I earn a crust from doing inset. Yes, one of those charlatans that “teaches teachers how to teach” ‘cos he hasn’t got a clue how to hack it in the real world. Shoot me down in flames!
When I “teach teachers how to teach” my aim is generally this: I want them to walk away thinking to themselves, “Bloody hell! I am allowed to teach! I am allowed to think for myself! I am allowed to be me! I’m really good at being me! I feel all warm and tingly!”
Often this message goes down a storm and lots of teachers lap up the idea, “People, you’re the grown-ups! You’re the subject experts! Think! Know what you believe in! Be what you believe in! Don’t be a box-ticking lobotomised automaton! You deserve better! Give it some welly! You are what you are, and what you are, needs no excuses! So what…
I examine how ideas associated with what are commonly termed evidence-based practice (EBP) and evidence based teaching (EBT) have been re-formed and interpreted by governments and state funded gateways for teachers in the lifelong learning sector in England (such as LLUK, SVUK, LSIS, DFE, Ofsted). I chart the relationship between interpretations of educational research and EBP/T and teacher education policy and practice in the sector from the early 1990’s until the most recent reviews of vocational education (the Wolf
Report) and Professionalism in Further Education (Lingfield Report 2012). Links are made between notions of routinised practices (Iredale 2012) and the ‘ruinous twins’ of evidence and policy. The conclusion will caution against the influence of both simplistic ‘evidence-based’ approaches on teachers, systematic review, and the rising tendency for policymakers and managers in the sector to lose interest in wider more critical educational research.
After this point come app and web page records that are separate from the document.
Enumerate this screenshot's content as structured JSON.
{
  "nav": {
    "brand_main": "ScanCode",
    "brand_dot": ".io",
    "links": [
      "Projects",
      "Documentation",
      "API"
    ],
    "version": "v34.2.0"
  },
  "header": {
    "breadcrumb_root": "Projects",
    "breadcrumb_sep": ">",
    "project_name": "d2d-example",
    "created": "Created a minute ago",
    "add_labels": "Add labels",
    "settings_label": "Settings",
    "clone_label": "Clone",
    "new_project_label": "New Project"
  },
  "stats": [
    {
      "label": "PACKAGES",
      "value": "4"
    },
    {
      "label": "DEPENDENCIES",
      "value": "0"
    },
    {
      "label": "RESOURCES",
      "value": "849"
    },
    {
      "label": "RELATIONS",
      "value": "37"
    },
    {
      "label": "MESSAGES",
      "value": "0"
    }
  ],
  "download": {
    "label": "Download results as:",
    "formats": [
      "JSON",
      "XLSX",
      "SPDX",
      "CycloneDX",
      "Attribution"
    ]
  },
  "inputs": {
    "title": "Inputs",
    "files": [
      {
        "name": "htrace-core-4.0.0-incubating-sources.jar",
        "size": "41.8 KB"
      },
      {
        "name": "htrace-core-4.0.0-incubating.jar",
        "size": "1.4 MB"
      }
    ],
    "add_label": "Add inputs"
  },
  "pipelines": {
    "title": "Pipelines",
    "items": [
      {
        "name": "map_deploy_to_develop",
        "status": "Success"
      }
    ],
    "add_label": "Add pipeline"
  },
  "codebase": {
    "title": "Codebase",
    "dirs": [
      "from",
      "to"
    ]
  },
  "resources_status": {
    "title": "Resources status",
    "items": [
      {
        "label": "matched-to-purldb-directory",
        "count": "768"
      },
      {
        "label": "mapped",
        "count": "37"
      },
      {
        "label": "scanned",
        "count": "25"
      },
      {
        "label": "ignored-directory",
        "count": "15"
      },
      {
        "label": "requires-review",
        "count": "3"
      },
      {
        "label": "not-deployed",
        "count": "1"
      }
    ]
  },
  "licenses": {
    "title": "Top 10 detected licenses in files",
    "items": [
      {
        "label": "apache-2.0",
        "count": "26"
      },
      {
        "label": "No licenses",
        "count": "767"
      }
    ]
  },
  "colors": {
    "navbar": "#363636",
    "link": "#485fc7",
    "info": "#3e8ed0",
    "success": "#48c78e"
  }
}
“HERE is Edward Bear, coming downstairs now, bump, bump, bump. It is, as far as he knows, the only way of coming downstairs, but sometimes he feels that there really is another way, if only he could stop bumping for a moment and think of it”.